This is my second article on “I Used To Be Racist.” My childhood was very interesting. Aside from being a child who was sick all of the time I grew up in an area of Chicago that was decent, but untouched by the woes of the world. I learned a lot because I read a lot. My niece, Adojsha, asked me how I know so much. I told her I read a lot as a child.
Because I read so much and that little black and white television my parents had, I learned a lot. I was 5 years old when the sixties came in and it was a lot to learn in those days.
I saw the cover of my mother’s Jet magazine. At first I thought the picture was of a monster or Frankenstein because the head was large and disfigured. I saw the heading and remember glancing through the magazine, but I guess I was too young to grasp what the picture was. Later I found out that it was Emmett Till. A teenaged boy who was killed for allegedly whistling at a white woman. This incident occurred a few years before I saw the article and a few days after I was born but it remained in my view for years after I saw the article.
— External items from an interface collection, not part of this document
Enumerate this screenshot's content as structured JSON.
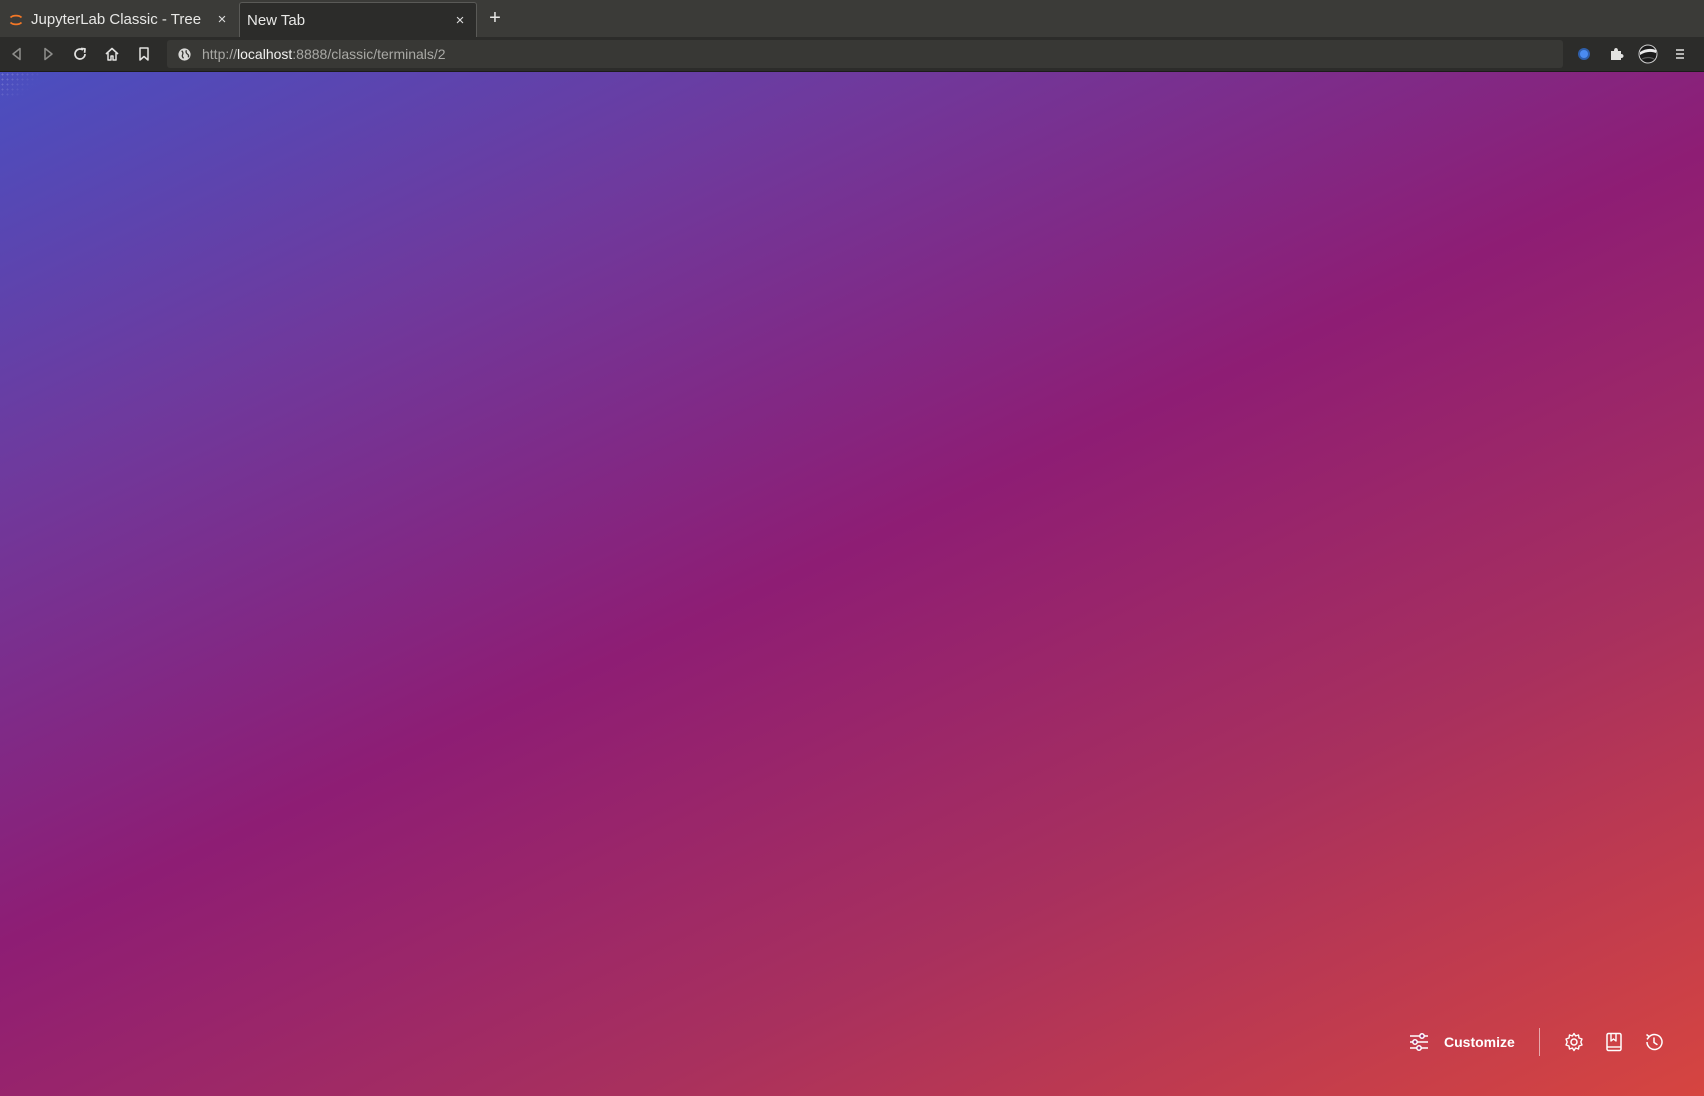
{
  "browser": {
    "tabs": [
      {
        "title": "JupyterLab Classic - Tree",
        "favicon": "jupyter-icon",
        "active": false
      },
      {
        "title": "New Tab",
        "favicon": "none",
        "active": true
      }
    ],
    "close_glyph": "×",
    "new_tab_glyph": "+",
    "url": {
      "scheme": "http://",
      "host": "localhost",
      "rest": ":8888/classic/terminals/2"
    }
  },
  "new_tab_page": {
    "background_gradient": [
      "#4a4fc0",
      "#6e3a9e",
      "#8e1d74",
      "#a8305e",
      "#d64540"
    ],
    "toolbar": {
      "customize_label": "Customize",
      "icons": [
        "sliders-icon",
        "gear-icon",
        "bookmark-book-icon",
        "history-icon"
      ]
    }
  }
}
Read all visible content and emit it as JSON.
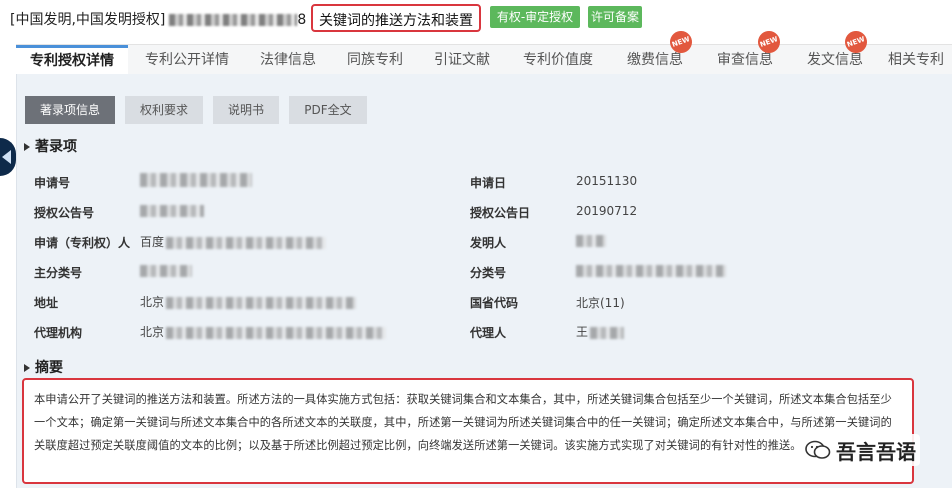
{
  "header": {
    "patent_type": "[中国发明,中国发明授权]",
    "patent_suffix": "8",
    "patent_title": "关键词的推送方法和装置",
    "status_badge": "有权-审定授权",
    "license_badge": "许可备案"
  },
  "tabs": [
    {
      "label": "专利授权详情",
      "active": true,
      "new": false
    },
    {
      "label": "专利公开详情",
      "active": false,
      "new": false
    },
    {
      "label": "法律信息",
      "active": false,
      "new": false
    },
    {
      "label": "同族专利",
      "active": false,
      "new": false
    },
    {
      "label": "引证文献",
      "active": false,
      "new": false
    },
    {
      "label": "专利价值度",
      "active": false,
      "new": false
    },
    {
      "label": "缴费信息",
      "active": false,
      "new": true
    },
    {
      "label": "审查信息",
      "active": false,
      "new": true
    },
    {
      "label": "发文信息",
      "active": false,
      "new": true
    },
    {
      "label": "相关专利",
      "active": false,
      "new": false
    }
  ],
  "new_badge": "NEW",
  "subtabs": [
    "著录项信息",
    "权利要求",
    "说明书",
    "PDF全文"
  ],
  "bibliography": {
    "section_title": "著录项",
    "labels": {
      "app_no": "申请号",
      "app_date": "申请日",
      "grant_pub_no": "授权公告号",
      "grant_pub_date": "授权公告日",
      "applicant": "申请（专利权）人",
      "inventor": "发明人",
      "main_class": "主分类号",
      "class": "分类号",
      "address": "地址",
      "province": "国省代码",
      "agency": "代理机构",
      "agent": "代理人"
    },
    "values": {
      "app_date": "20151130",
      "grant_pub_date": "20190712",
      "applicant_prefix": "百度",
      "address_prefix": "北京",
      "province": "北京(11)",
      "agency_prefix": "北京",
      "agent_prefix": "王"
    }
  },
  "abstract": {
    "section_title": "摘要",
    "text": "本申请公开了关键词的推送方法和装置。所述方法的一具体实施方式包括：获取关键词集合和文本集合，其中，所述关键词集合包括至少一个关键词，所述文本集合包括至少一个文本；确定第一关键词与所述文本集合中的各所述文本的关联度，其中，所述第一关键词为所述关键词集合中的任一关键词；确定所述文本集合中，与所述第一关键词的关联度超过预定关联度阈值的文本的比例；以及基于所述比例超过预定比例，向终端发送所述第一关键词。该实施方式实现了对关键词的有针对性的推送。"
  },
  "watermark": "吾言吾语",
  "colors": {
    "highlight_border": "#d9363e",
    "badge_green": "#5cb85c",
    "active_tab_bar": "#4a90d9",
    "new_badge": "#e2583e",
    "side_arrow": "#0e2a4a"
  }
}
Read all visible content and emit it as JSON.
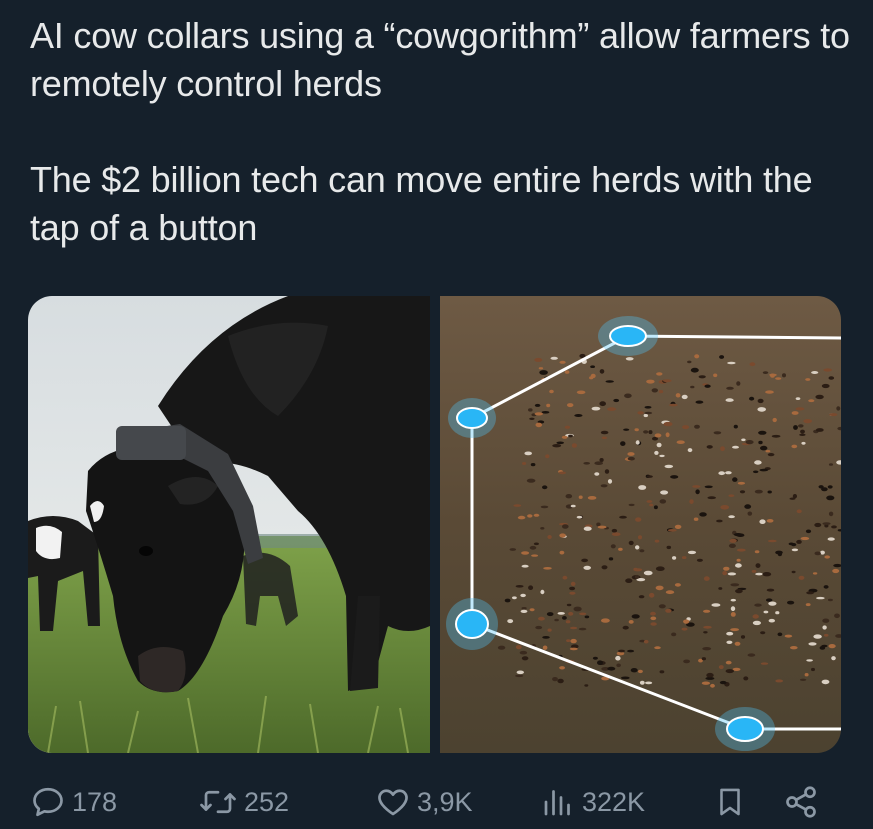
{
  "tweet": {
    "paragraphs": [
      "AI cow collars using a “cowgorithm” allow farmers to remotely control herds",
      "The $2 billion tech can move entire herds with the tap of a button"
    ]
  },
  "media": {
    "left_photo": "cow-with-collar-grazing",
    "right_photo": "aerial-herd-with-virtual-fence"
  },
  "actions": {
    "replies": "178",
    "retweets": "252",
    "likes": "3,9K",
    "views": "322K"
  },
  "colors": {
    "background": "#15202b",
    "text": "#e7e9ea",
    "muted": "#8b98a5",
    "fence_node": "#1da1f2"
  },
  "icons": [
    "reply-icon",
    "retweet-icon",
    "like-icon",
    "views-icon",
    "bookmark-icon",
    "share-icon"
  ]
}
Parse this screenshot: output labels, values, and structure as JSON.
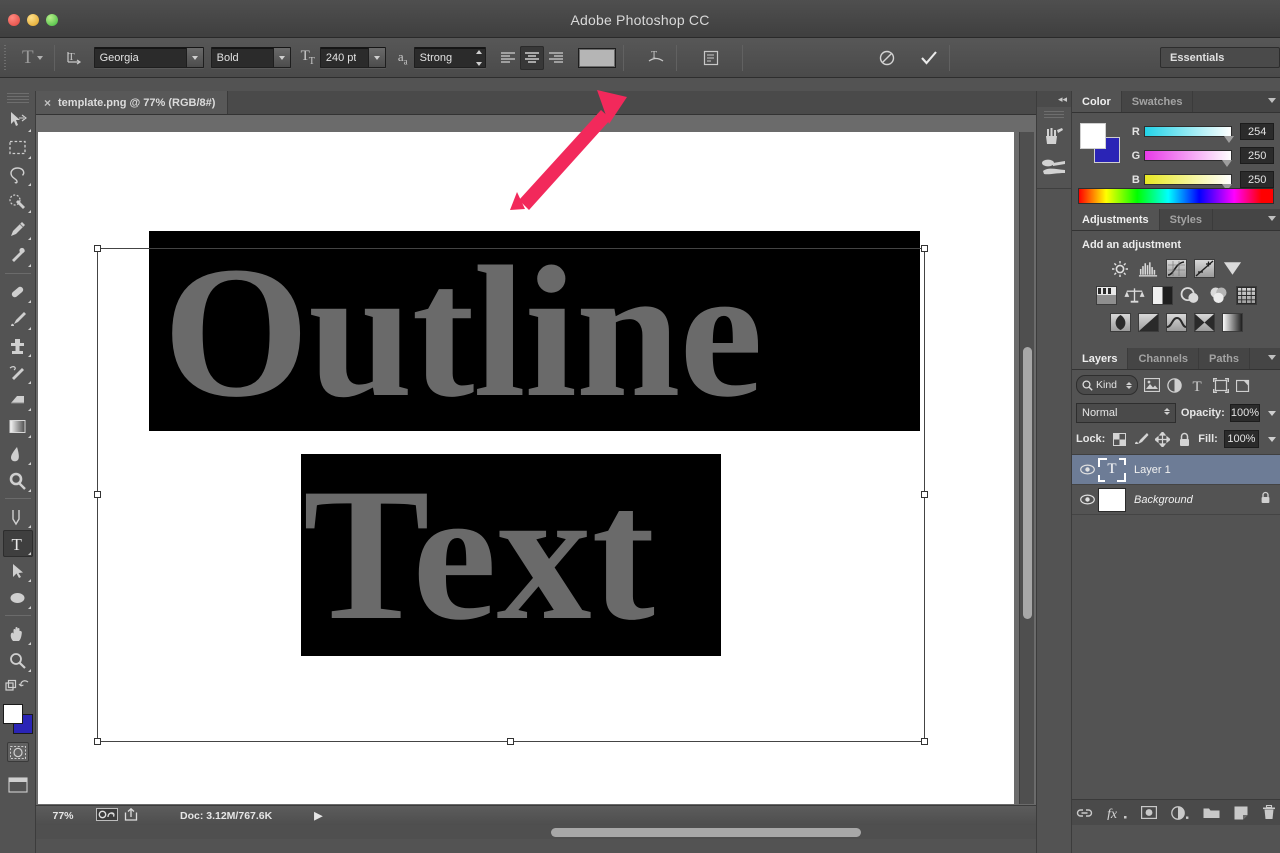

I remember hearing about the little girls who were killed in a church bombing in 1963, in Birmingham Alabama. There wasn’t too much said about this in my household and I never heard about it in school. I never gave it much thought. Maybe it didn’t register because I was only eight years old at the time.
In that same year, I heard about Medgar Evers being assassinated. I wasn’t taught too much about this crime of hate at home or in school either.
Malcom X was killed in 1965. I was 10.
I remember traveling to Union City Tennessee from Chicago. My father drove the 7 or 8 hours on highway 51 to get there. When we got to Effingham, Illinois, he would make us use the bathroom because we couldn’t stop in Cairo, Illinois for fear of being attacked and beaten or killed by the white people who lived there. On one occasion, my cousin’s wife went with us and she didn’t take heed to my father’s instruction to use the bathroom while we were in Effingham. When we got to Cairo, she had to use the bathroom. My father had a fit and started fussing but eventually he had to stop.
We stopped at a gas station and my mother, being a quick thinker, told my cousin to put a pillow under blouse and act pregnant. They got out and a white man, displaying pure hatred on his face told my mother and cousin they go around the back to use the bathroom. My father was sweating bullets until they came back to the car and we got out of Cairo. He didn’t settle down until we made it to Fulton, Kentucky.
My parents kept my brother and I well. They loved us nurtured us with a few speed bumps every now and again. They didn’t hate, or at least they didn’t show it. They were loving and caring people. My mother didn’t know a stranger and she was known for taking care of other’s needs before her own.
These events marked my childhood. I didn’t understand why people could be so full of hatred toward other people they didn’t even know. But God seemed to be giving us a hero, a Moses when He gave the country Dr. Martin Luther King, Jr. He was met with aggressive resistance from the whites and what surprised me even more was, for a short period of time, he was met with passive resistance in my own household. Doesn’t that remind you of Moses?
Next: I Used To Be Racist pt 3 – The Turn Toward Hatred